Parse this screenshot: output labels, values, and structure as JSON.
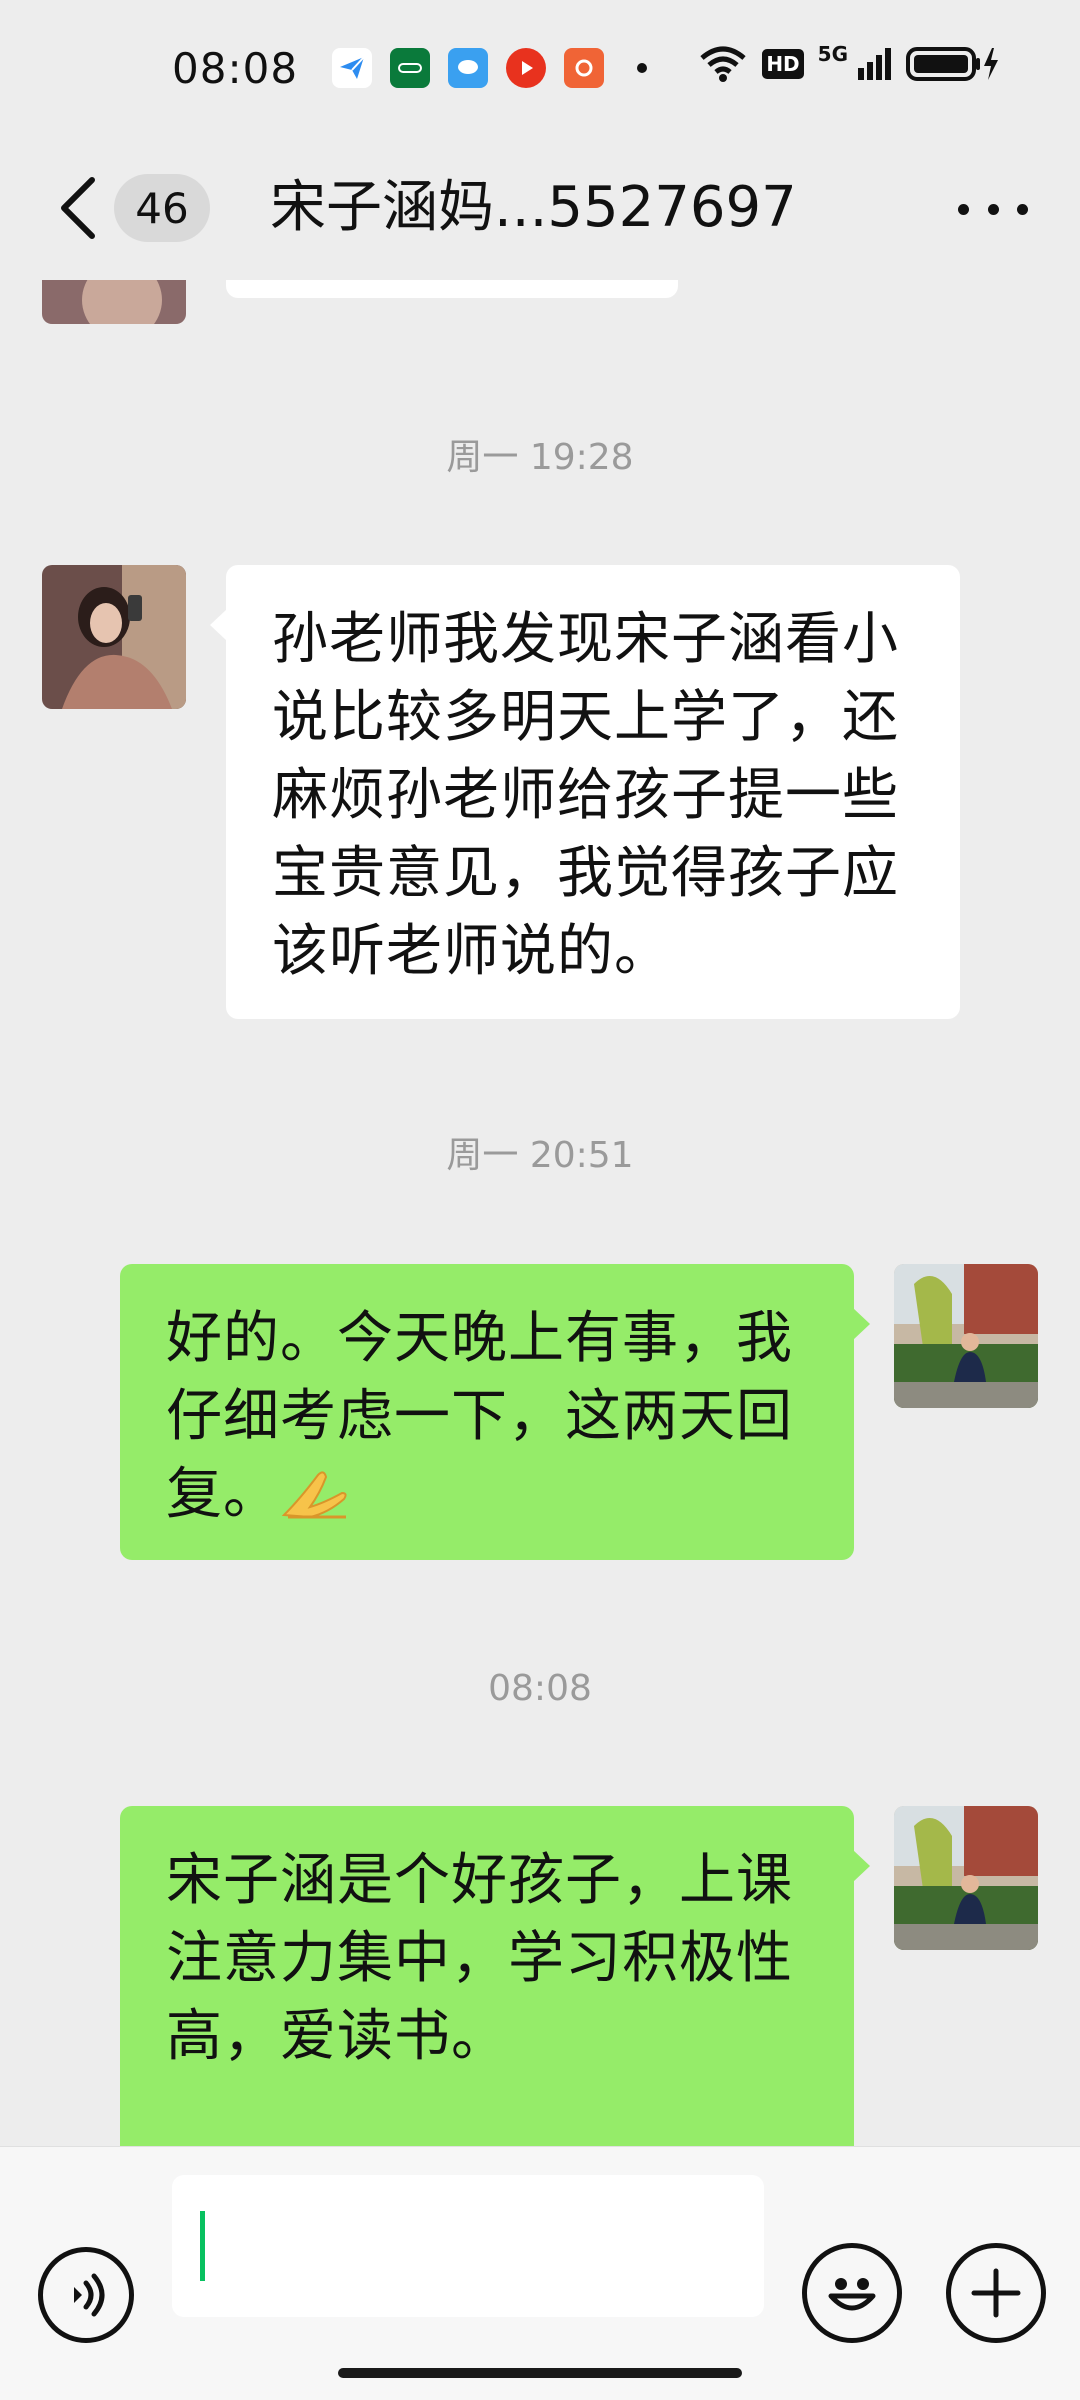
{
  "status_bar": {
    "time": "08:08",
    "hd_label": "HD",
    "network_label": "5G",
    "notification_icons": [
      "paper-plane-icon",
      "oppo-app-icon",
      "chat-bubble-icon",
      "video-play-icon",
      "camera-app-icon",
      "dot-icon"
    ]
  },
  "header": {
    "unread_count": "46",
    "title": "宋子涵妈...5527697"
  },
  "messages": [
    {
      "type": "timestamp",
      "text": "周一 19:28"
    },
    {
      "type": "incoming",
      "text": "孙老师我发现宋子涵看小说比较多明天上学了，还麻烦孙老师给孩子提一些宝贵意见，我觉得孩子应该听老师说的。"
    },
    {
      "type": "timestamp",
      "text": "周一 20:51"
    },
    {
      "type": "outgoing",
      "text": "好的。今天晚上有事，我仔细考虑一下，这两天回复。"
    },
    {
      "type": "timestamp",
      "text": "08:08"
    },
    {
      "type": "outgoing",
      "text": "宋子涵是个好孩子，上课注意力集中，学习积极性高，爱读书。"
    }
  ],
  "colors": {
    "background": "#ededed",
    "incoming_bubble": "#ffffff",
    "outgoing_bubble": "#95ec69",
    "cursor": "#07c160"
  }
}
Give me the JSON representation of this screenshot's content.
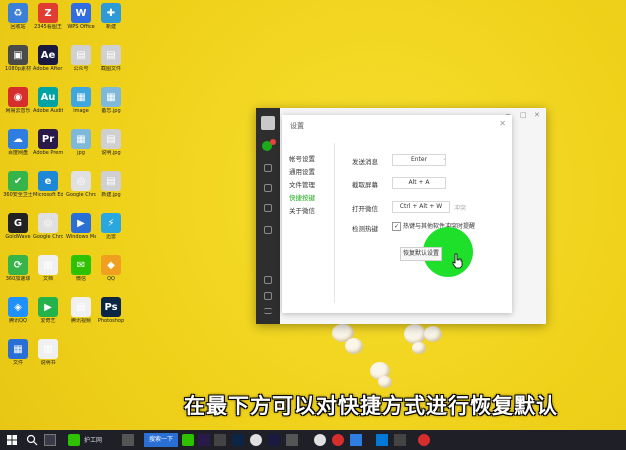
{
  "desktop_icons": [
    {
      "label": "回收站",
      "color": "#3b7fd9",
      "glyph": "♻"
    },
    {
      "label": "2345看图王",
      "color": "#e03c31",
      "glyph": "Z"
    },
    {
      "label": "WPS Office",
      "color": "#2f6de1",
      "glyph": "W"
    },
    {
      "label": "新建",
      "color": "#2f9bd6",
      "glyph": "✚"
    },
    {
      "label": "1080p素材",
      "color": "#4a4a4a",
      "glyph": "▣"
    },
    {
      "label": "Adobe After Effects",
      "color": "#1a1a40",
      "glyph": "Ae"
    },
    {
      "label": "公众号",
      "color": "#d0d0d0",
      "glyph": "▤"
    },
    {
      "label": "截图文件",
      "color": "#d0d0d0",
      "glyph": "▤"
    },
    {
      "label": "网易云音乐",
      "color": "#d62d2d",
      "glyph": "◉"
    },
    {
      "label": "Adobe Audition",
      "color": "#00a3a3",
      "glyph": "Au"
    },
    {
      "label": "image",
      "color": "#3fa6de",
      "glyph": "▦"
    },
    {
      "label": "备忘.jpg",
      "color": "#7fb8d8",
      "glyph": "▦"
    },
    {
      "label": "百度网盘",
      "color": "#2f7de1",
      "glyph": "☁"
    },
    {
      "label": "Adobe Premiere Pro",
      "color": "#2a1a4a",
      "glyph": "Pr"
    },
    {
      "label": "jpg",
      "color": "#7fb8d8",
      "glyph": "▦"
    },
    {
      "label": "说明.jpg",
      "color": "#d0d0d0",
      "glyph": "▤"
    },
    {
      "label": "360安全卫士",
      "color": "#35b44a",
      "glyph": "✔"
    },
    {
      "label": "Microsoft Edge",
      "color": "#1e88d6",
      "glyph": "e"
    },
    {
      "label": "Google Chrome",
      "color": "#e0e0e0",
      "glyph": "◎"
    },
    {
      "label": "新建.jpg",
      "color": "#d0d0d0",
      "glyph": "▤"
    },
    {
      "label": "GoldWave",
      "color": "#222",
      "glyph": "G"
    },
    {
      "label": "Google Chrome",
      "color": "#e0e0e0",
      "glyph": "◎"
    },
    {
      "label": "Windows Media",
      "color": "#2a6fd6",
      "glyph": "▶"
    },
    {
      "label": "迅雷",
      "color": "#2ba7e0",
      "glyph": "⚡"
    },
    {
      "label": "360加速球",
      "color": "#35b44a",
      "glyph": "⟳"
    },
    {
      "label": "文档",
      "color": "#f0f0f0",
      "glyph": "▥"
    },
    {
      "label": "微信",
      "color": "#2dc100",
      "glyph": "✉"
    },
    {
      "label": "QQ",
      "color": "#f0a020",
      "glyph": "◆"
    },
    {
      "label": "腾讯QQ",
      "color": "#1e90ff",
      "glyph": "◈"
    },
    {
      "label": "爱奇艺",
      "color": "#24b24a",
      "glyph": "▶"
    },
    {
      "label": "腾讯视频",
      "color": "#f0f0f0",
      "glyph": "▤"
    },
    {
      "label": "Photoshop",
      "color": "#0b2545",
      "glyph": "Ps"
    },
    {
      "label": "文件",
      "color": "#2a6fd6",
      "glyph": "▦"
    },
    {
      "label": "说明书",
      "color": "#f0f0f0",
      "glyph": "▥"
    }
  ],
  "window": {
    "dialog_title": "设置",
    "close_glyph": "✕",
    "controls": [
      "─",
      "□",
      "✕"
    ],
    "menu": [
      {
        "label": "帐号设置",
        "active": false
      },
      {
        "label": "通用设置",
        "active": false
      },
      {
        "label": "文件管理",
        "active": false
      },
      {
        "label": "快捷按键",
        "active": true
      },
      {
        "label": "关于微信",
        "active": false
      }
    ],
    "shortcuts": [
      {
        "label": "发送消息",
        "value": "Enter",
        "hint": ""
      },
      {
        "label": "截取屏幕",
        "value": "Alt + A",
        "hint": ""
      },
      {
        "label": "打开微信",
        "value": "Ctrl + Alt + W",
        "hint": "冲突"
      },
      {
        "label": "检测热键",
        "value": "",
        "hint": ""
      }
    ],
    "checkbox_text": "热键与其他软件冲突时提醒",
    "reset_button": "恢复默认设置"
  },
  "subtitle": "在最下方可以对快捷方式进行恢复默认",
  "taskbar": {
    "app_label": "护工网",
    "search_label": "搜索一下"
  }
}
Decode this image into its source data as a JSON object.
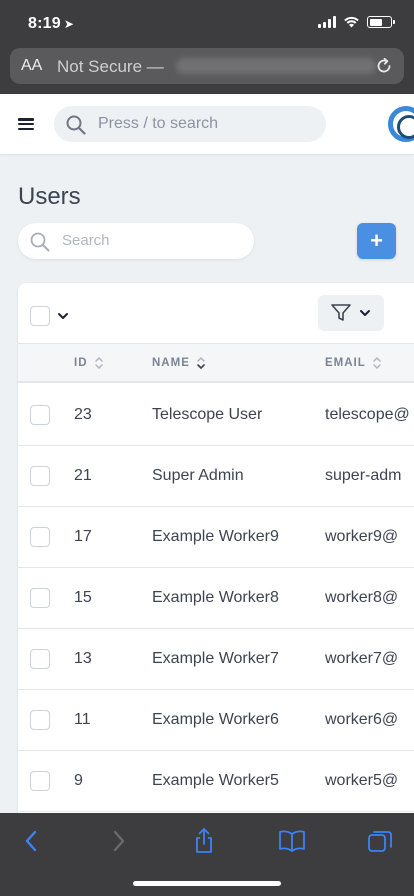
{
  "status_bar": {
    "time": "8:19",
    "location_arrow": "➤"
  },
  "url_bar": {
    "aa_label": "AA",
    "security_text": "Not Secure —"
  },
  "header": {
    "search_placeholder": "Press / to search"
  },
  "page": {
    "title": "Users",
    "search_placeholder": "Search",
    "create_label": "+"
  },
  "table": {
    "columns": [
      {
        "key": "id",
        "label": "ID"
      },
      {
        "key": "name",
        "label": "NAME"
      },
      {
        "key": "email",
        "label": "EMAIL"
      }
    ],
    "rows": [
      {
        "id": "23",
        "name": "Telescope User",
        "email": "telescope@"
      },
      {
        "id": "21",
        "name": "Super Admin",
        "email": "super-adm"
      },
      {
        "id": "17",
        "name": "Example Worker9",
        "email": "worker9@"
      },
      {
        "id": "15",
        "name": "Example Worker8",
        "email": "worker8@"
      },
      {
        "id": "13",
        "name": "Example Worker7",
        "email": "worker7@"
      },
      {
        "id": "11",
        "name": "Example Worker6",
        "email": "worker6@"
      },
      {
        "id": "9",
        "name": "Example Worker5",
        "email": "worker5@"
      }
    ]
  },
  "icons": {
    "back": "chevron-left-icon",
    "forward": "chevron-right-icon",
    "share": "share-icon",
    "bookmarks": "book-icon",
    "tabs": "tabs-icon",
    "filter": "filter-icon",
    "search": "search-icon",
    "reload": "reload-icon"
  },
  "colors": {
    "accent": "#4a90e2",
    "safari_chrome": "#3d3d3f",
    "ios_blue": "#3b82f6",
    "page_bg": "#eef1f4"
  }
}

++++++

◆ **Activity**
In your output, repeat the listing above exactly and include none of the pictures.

◆ **Result for this task**
Parse this screenshot: output labels, values, and structure as JSON.
{
  "status_bar": {
    "time": "08:08",
    "hd_label": "HD",
    "network_label": "5G",
    "notification_icons": [
      "paper-plane-icon",
      "oppo-app-icon",
      "chat-bubble-icon",
      "video-play-icon",
      "camera-app-icon",
      "dot-icon"
    ]
  },
  "header": {
    "unread_count": "46",
    "title": "宋子涵妈...5527697"
  },
  "messages": [
    {
      "type": "timestamp",
      "text": "周一 19:28"
    },
    {
      "type": "incoming",
      "text": "孙老师我发现宋子涵看小说比较多明天上学了，还麻烦孙老师给孩子提一些宝贵意见，我觉得孩子应该听老师说的。"
    },
    {
      "type": "timestamp",
      "text": "周一 20:51"
    },
    {
      "type": "outgoing",
      "text": "好的。今天晚上有事，我仔细考虑一下，这两天回复。"
    },
    {
      "type": "timestamp",
      "text": "08:08"
    },
    {
      "type": "outgoing",
      "text": "宋子涵是个好孩子，上课注意力集中，学习积极性高，爱读书。"
    }
  ],
  "colors": {
    "background": "#ededed",
    "incoming_bubble": "#ffffff",
    "outgoing_bubble": "#95ec69",
    "cursor": "#07c160"
  }
}
Give me the JSON representation of this screenshot's content.
{
  "desktop_icons": [
    {
      "label": "回收站",
      "color": "#3b7fd9",
      "glyph": "♻"
    },
    {
      "label": "2345看图王",
      "color": "#e03c31",
      "glyph": "Z"
    },
    {
      "label": "WPS Office",
      "color": "#2f6de1",
      "glyph": "W"
    },
    {
      "label": "新建",
      "color": "#2f9bd6",
      "glyph": "✚"
    },
    {
      "label": "1080p素材",
      "color": "#4a4a4a",
      "glyph": "▣"
    },
    {
      "label": "Adobe After Effects",
      "color": "#1a1a40",
      "glyph": "Ae"
    },
    {
      "label": "公众号",
      "color": "#d0d0d0",
      "glyph": "▤"
    },
    {
      "label": "截图文件",
      "color": "#d0d0d0",
      "glyph": "▤"
    },
    {
      "label": "网易云音乐",
      "color": "#d62d2d",
      "glyph": "◉"
    },
    {
      "label": "Adobe Audition",
      "color": "#00a3a3",
      "glyph": "Au"
    },
    {
      "label": "image",
      "color": "#3fa6de",
      "glyph": "▦"
    },
    {
      "label": "备忘.jpg",
      "color": "#7fb8d8",
      "glyph": "▦"
    },
    {
      "label": "百度网盘",
      "color": "#2f7de1",
      "glyph": "☁"
    },
    {
      "label": "Adobe Premiere Pro",
      "color": "#2a1a4a",
      "glyph": "Pr"
    },
    {
      "label": "jpg",
      "color": "#7fb8d8",
      "glyph": "▦"
    },
    {
      "label": "说明.jpg",
      "color": "#d0d0d0",
      "glyph": "▤"
    },
    {
      "label": "360安全卫士",
      "color": "#35b44a",
      "glyph": "✔"
    },
    {
      "label": "Microsoft Edge",
      "color": "#1e88d6",
      "glyph": "e"
    },
    {
      "label": "Google Chrome",
      "color": "#e0e0e0",
      "glyph": "◎"
    },
    {
      "label": "新建.jpg",
      "color": "#d0d0d0",
      "glyph": "▤"
    },
    {
      "label": "GoldWave",
      "color": "#222",
      "glyph": "G"
    },
    {
      "label": "Google Chrome",
      "color": "#e0e0e0",
      "glyph": "◎"
    },
    {
      "label": "Windows Media",
      "color": "#2a6fd6",
      "glyph": "▶"
    },
    {
      "label": "迅雷",
      "color": "#2ba7e0",
      "glyph": "⚡"
    },
    {
      "label": "360加速球",
      "color": "#35b44a",
      "glyph": "⟳"
    },
    {
      "label": "文档",
      "color": "#f0f0f0",
      "glyph": "▥"
    },
    {
      "label": "微信",
      "color": "#2dc100",
      "glyph": "✉"
    },
    {
      "label": "QQ",
      "color": "#f0a020",
      "glyph": "◆"
    },
    {
      "label": "腾讯QQ",
      "color": "#1e90ff",
      "glyph": "◈"
    },
    {
      "label": "爱奇艺",
      "color": "#24b24a",
      "glyph": "▶"
    },
    {
      "label": "腾讯视频",
      "color": "#f0f0f0",
      "glyph": "▤"
    },
    {
      "label": "Photoshop",
      "color": "#0b2545",
      "glyph": "Ps"
    },
    {
      "label": "文件",
      "color": "#2a6fd6",
      "glyph": "▦"
    },
    {
      "label": "说明书",
      "color": "#f0f0f0",
      "glyph": "▥"
    }
  ],
  "window": {
    "dialog_title": "设置",
    "close_glyph": "✕",
    "controls": [
      "─",
      "□",
      "✕"
    ],
    "menu": [
      {
        "label": "帐号设置",
        "active": false
      },
      {
        "label": "通用设置",
        "active": false
      },
      {
        "label": "文件管理",
        "active": false
      },
      {
        "label": "快捷按键",
        "active": true
      },
      {
        "label": "关于微信",
        "active": false
      }
    ],
    "shortcuts": [
      {
        "label": "发送消息",
        "value": "Enter",
        "hint": ""
      },
      {
        "label": "截取屏幕",
        "value": "Alt + A",
        "hint": ""
      },
      {
        "label": "打开微信",
        "value": "Ctrl + Alt + W",
        "hint": "冲突"
      },
      {
        "label": "检测热键",
        "value": "",
        "hint": ""
      }
    ],
    "checkbox_text": "热键与其他软件冲突时提醒",
    "reset_button": "恢复默认设置"
  },
  "subtitle": "在最下方可以对快捷方式进行恢复默认",
  "taskbar": {
    "app_label": "护工网",
    "search_label": "搜索一下"
  }
}
Decode this image into its source data as a JSON object.
{
  "status_bar": {
    "time": "8:19",
    "location_arrow": "➤"
  },
  "url_bar": {
    "aa_label": "AA",
    "security_text": "Not Secure —"
  },
  "header": {
    "search_placeholder": "Press / to search"
  },
  "page": {
    "title": "Users",
    "search_placeholder": "Search",
    "create_label": "+"
  },
  "table": {
    "columns": [
      {
        "key": "id",
        "label": "ID"
      },
      {
        "key": "name",
        "label": "NAME"
      },
      {
        "key": "email",
        "label": "EMAIL"
      }
    ],
    "rows": [
      {
        "id": "23",
        "name": "Telescope User",
        "email": "telescope@"
      },
      {
        "id": "21",
        "name": "Super Admin",
        "email": "super-adm"
      },
      {
        "id": "17",
        "name": "Example Worker9",
        "email": "worker9@"
      },
      {
        "id": "15",
        "name": "Example Worker8",
        "email": "worker8@"
      },
      {
        "id": "13",
        "name": "Example Worker7",
        "email": "worker7@"
      },
      {
        "id": "11",
        "name": "Example Worker6",
        "email": "worker6@"
      },
      {
        "id": "9",
        "name": "Example Worker5",
        "email": "worker5@"
      }
    ]
  },
  "icons": {
    "back": "chevron-left-icon",
    "forward": "chevron-right-icon",
    "share": "share-icon",
    "bookmarks": "book-icon",
    "tabs": "tabs-icon",
    "filter": "filter-icon",
    "search": "search-icon",
    "reload": "reload-icon"
  },
  "colors": {
    "accent": "#4a90e2",
    "safari_chrome": "#3d3d3f",
    "ios_blue": "#3b82f6",
    "page_bg": "#eef1f4"
  }
}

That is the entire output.